(Beginning of DATA TO USE)

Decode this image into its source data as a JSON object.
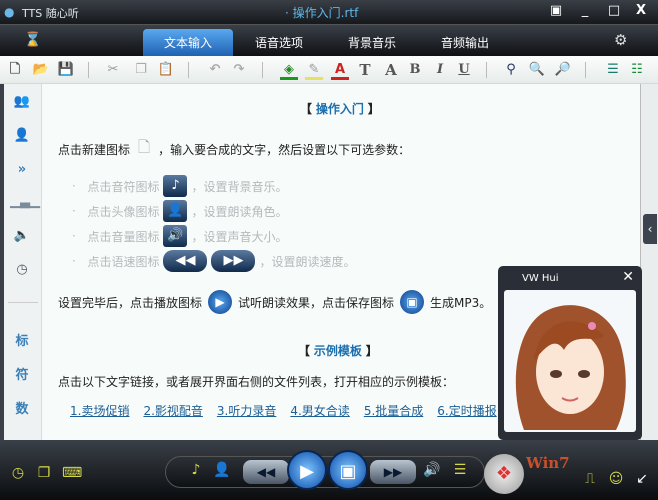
{
  "window": {
    "app_title": "TTS 随心听",
    "document_title": "· 操作入门.rtf",
    "buttons": [
      "▣",
      "_",
      "□",
      "X"
    ]
  },
  "tabs": [
    {
      "label": "文本输入",
      "active": true
    },
    {
      "label": "语音选项"
    },
    {
      "label": "背景音乐"
    },
    {
      "label": "音频输出"
    }
  ],
  "toolbar": [
    "new",
    "open",
    "save",
    "cut",
    "copy",
    "paste",
    "undo",
    "redo",
    "fill-color",
    "highlight",
    "font-color",
    "T",
    "A",
    "B",
    "I",
    "U",
    "find",
    "zoom-in",
    "zoom-out",
    "list1",
    "list2"
  ],
  "toolbar_text": {
    "t": "T",
    "a": "A",
    "b": "B",
    "i": "I",
    "u": "U"
  },
  "sidebar": {
    "labels": [
      "标",
      "符",
      "数"
    ]
  },
  "content": {
    "section1_title": "操作入门",
    "bracket_open": "【",
    "bracket_close": "】",
    "intro_a": "点击新建图标",
    "intro_b": "，输入要合成的文字，然后设置以下可选参数：",
    "bullets": [
      {
        "a": "点击音符图标",
        "b": "，设置背景音乐。"
      },
      {
        "a": "点击头像图标",
        "b": "，设置朗读角色。"
      },
      {
        "a": "点击音量图标",
        "b": "，设置声音大小。"
      },
      {
        "a": "点击语速图标",
        "b": "，设置朗读速度。"
      }
    ],
    "final_a": "设置完毕后，点击播放图标",
    "final_b": "试听朗读效果，点击保存图标",
    "final_c": "生成MP3。",
    "section2_title": "示例模板",
    "templates_intro": "点击以下文字链接，或者展开界面右侧的文件列表，打开相应的示例模板：",
    "links": [
      "1.卖场促销",
      "2.影视配音",
      "3.听力录音",
      "4.男女合读",
      "5.批量合成",
      "6.定时播报"
    ]
  },
  "avatar": {
    "name": "VW Hui",
    "close": "✕"
  },
  "bottom": {
    "logo_text": "Win7"
  }
}
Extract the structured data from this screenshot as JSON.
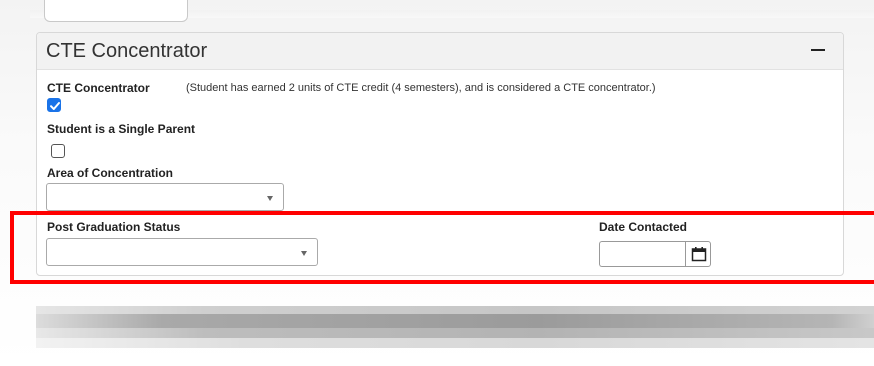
{
  "section": {
    "title": "CTE Concentrator",
    "collapse_icon": "minus-icon"
  },
  "fields": {
    "cte_concentrator": {
      "label": "CTE Concentrator",
      "description": "(Student has earned 2 units of CTE credit (4 semesters), and is considered a CTE concentrator.)",
      "checked": true
    },
    "single_parent": {
      "label": "Student is a Single Parent",
      "checked": false
    },
    "area_of_concentration": {
      "label": "Area of Concentration",
      "value": ""
    },
    "post_graduation_status": {
      "label": "Post Graduation Status",
      "value": ""
    },
    "date_contacted": {
      "label": "Date Contacted",
      "value": "",
      "icon": "calendar-icon"
    }
  },
  "colors": {
    "checkbox_checked": "#1a73e8",
    "highlight_border": "#ff0000",
    "header_bg": "#f2f2f2"
  }
}
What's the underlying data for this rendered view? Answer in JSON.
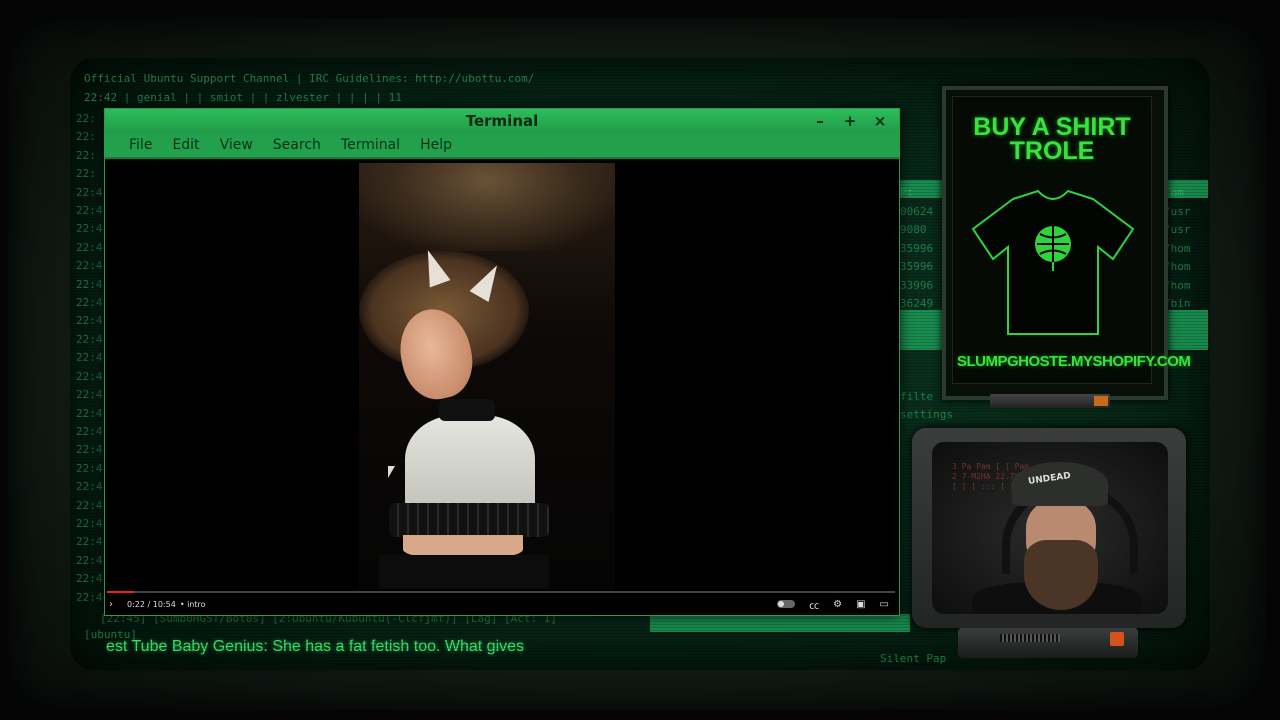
{
  "background": {
    "irc_topic": "Official Ubuntu Support Channel | IRC Guidelines: http://ubottu.com/",
    "irc_nicks": "22:42 | genial            | | smiot            | | zlvester         |        |  |    | 11",
    "timestamps": [
      "22:",
      "22:",
      "22:",
      "22:",
      "22:4",
      "22:4",
      "22:4",
      "22:4",
      "22:4",
      "22:4",
      "22:4",
      "22:4",
      "22:4",
      "22:4",
      "22:4",
      "22:4",
      "22:4",
      "22:4",
      "22:4",
      "22:4",
      "22:4",
      "22:4",
      "22:4",
      "22:4",
      "22:4",
      "22:4",
      "22:4"
    ],
    "proc_ids": [
      "Pt",
      "00624",
      "9080",
      "35996",
      "35996",
      "33996",
      "36249"
    ],
    "proc_paths": [
      "Com",
      "/usr",
      "/usr",
      "/hom",
      "/hom",
      "/hom",
      "/bin"
    ],
    "side_texts": [
      "filte",
      "settings"
    ],
    "status_line": "[22:45] [Sumb0HGST/Bot0s]  [2:Ubuntu/Kubuntu(-Clcfjmt)] [Lag] [Act: 1]",
    "status_tag": "[ubuntu]",
    "status_right": "Silent Pap",
    "ticker": "est Tube Baby Genius: She has a fat fetish too. What gives"
  },
  "terminal": {
    "title": "Terminal",
    "controls": {
      "minimize": "–",
      "maximize": "+",
      "close": "×"
    },
    "menu": [
      "File",
      "Edit",
      "View",
      "Search",
      "Terminal",
      "Help"
    ]
  },
  "video": {
    "time": "0:22 / 10:54",
    "chapter": "• intro",
    "progress": 0.034,
    "chevron": "›",
    "icons": [
      "autoplay-toggle",
      "cc-icon",
      "settings-icon",
      "miniplayer-icon",
      "theater-icon"
    ]
  },
  "ad": {
    "headline_line1": "BUY A SHIRT",
    "headline_line2": "TROLE",
    "url": "SLUMPGHOSTE.MYSHOPIFY.COM"
  },
  "webcam": {
    "cap_text": "UNDEAD",
    "bg_text": [
      "3 Pa Pam [ [ Pam",
      "2 7-M2HA 22.7%",
      "[ [ [ ::: [ ["
    ]
  },
  "colors": {
    "accent_green": "#39e23e",
    "window_green": "#2dbd5c",
    "led_orange": "#d2541c"
  }
}
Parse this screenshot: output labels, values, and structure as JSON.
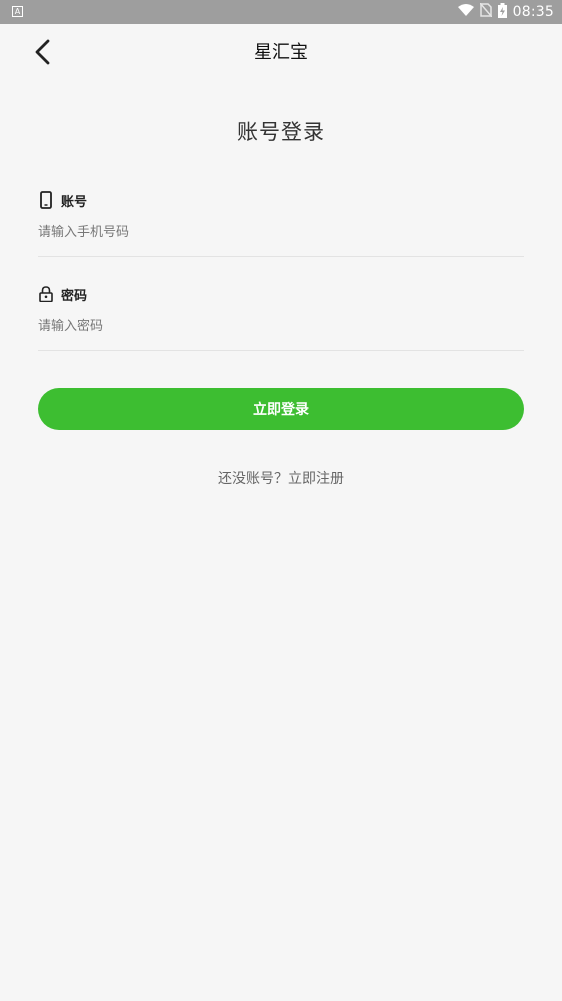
{
  "status_bar": {
    "left_badge": "A",
    "time": "08:35"
  },
  "header": {
    "title": "星汇宝"
  },
  "page": {
    "heading": "账号登录"
  },
  "account_field": {
    "label": "账号",
    "placeholder": "请输入手机号码",
    "value": ""
  },
  "password_field": {
    "label": "密码",
    "placeholder": "请输入密码",
    "value": ""
  },
  "login_button": {
    "label": "立即登录"
  },
  "register_link": {
    "text": "还没账号？立即注册"
  },
  "colors": {
    "accent": "#3dbe31",
    "background": "#f6f6f6",
    "status_bar": "#9e9e9e"
  }
}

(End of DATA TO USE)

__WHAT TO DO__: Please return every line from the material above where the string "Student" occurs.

__ANSWER FOR THE TASK__:
      "description": "(Student has earned 2 units of CTE credit (4 semesters), and is considered a CTE concentrator.)",
      "label": "Student is a Single Parent",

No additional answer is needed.